Figure 2. Intracellular delivery of the enzyme β-Galactosidase to L3.6pl cells using DIVTECH.
Above all of this, the use of delivery vehicles in vivo is again an important factor to consider when choosing a delivery platform. In this sense, many delivery technologies designed for research are not able to fully satisfy the doses required.

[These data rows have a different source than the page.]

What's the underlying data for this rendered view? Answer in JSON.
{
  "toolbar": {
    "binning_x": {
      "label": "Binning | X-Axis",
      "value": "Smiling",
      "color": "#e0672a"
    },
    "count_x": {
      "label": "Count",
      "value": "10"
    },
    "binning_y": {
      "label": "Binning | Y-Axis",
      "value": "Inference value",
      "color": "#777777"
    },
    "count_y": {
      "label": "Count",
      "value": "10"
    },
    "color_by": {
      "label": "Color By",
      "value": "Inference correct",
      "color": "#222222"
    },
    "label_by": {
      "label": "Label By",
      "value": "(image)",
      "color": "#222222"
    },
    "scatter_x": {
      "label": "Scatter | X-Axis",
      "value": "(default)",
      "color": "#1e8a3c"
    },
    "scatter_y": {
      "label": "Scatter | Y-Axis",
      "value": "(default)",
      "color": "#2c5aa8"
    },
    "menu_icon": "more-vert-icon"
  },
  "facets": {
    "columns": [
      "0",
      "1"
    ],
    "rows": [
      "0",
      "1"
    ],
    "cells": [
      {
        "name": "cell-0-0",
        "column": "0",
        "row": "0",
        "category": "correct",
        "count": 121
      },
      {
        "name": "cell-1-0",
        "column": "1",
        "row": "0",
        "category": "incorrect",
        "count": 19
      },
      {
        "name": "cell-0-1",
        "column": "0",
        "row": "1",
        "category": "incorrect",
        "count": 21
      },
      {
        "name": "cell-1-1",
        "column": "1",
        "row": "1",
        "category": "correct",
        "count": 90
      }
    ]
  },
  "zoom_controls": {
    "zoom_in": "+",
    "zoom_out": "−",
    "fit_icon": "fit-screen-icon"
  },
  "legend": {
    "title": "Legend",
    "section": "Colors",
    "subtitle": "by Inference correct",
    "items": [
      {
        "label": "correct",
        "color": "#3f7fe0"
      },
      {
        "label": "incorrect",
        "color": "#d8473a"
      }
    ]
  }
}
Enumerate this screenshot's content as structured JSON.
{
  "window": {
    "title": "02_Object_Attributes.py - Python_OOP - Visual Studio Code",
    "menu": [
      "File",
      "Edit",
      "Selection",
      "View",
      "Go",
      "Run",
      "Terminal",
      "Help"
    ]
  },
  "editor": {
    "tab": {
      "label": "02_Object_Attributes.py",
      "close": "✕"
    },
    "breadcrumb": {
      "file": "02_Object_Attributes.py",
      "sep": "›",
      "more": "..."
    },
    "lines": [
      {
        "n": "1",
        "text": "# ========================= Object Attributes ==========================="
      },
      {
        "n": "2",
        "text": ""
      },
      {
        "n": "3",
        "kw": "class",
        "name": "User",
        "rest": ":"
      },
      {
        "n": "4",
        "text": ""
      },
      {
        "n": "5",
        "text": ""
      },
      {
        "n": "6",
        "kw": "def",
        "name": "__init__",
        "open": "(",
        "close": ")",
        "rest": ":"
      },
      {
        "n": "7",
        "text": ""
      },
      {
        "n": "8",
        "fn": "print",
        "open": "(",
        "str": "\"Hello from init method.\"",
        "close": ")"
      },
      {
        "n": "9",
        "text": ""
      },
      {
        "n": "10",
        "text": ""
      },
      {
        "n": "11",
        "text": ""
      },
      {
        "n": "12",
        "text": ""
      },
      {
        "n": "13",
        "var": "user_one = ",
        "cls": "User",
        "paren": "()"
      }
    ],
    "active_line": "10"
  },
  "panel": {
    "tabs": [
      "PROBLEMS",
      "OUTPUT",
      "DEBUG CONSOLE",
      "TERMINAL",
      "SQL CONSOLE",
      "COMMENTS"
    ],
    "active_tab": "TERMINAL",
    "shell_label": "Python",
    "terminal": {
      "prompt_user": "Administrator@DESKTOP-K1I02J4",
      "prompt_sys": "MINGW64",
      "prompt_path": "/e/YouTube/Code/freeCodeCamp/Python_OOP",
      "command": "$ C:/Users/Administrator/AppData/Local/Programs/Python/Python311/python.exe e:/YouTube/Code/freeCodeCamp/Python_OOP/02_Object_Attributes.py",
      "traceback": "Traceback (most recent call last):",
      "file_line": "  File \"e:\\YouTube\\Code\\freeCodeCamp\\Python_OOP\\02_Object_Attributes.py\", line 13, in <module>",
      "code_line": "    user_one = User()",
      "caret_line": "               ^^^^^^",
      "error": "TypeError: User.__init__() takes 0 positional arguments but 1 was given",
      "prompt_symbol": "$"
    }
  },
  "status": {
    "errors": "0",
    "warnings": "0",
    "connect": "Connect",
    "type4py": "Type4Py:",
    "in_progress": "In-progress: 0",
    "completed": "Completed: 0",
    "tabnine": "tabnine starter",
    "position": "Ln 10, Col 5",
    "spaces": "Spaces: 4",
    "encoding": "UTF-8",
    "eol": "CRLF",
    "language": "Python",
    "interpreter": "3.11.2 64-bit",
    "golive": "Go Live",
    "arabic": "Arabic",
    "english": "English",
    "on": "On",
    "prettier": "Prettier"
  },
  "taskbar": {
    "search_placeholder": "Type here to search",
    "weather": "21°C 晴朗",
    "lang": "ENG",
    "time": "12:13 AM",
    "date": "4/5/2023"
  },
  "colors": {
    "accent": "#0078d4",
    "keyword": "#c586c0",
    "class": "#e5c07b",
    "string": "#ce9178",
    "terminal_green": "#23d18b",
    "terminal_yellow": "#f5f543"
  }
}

By contrast, DIVTECH showed great biocompatibility in mice at both 30 and 60 mg/kg doses in single and consecutive tail vein injections.
The use of cationic lipids as complexing agents is a very well-known and established strategy, however, it is also, by nature, limited to anionic proteins at physiological pH7,4 (i.e., proteins with a pI < 6). However, reporter proteins such as Luciferase or GFP are positively charged at pH7,4. Like so, DIVERSA Protein Delivery Kit , is designed to overcome this important drawback, as it is not isoelectric-point (pI) dependent, broadening the use of this same kit for any kind of protein.
Do you have a potential therapeutic protein but you lack of an effective delivery strategy?
Try our DIVTECH KITS:
The best way to have a first contact with our technology is without a doubt trying our KITS, especifically designed for this purpose and with a user friendly metholody. However, this does not mean that we can’t help you with any questions that you may have regarding your protein. Try one of our kits now and get 50% discount for your First-Time Order! Please, don’t hesitate to contact us to order your DIVTECH kit or if you need further guidance.
Establish a Co-Development Agreement:
We understand that you may wish to have a more personalized approach, and for this reason, we have created the Co-Development Agreements! In this case, we would build up a specific project for your specific project.
You can contact us or write an email to email@example.com. We are looking forward to helping you with your molecules!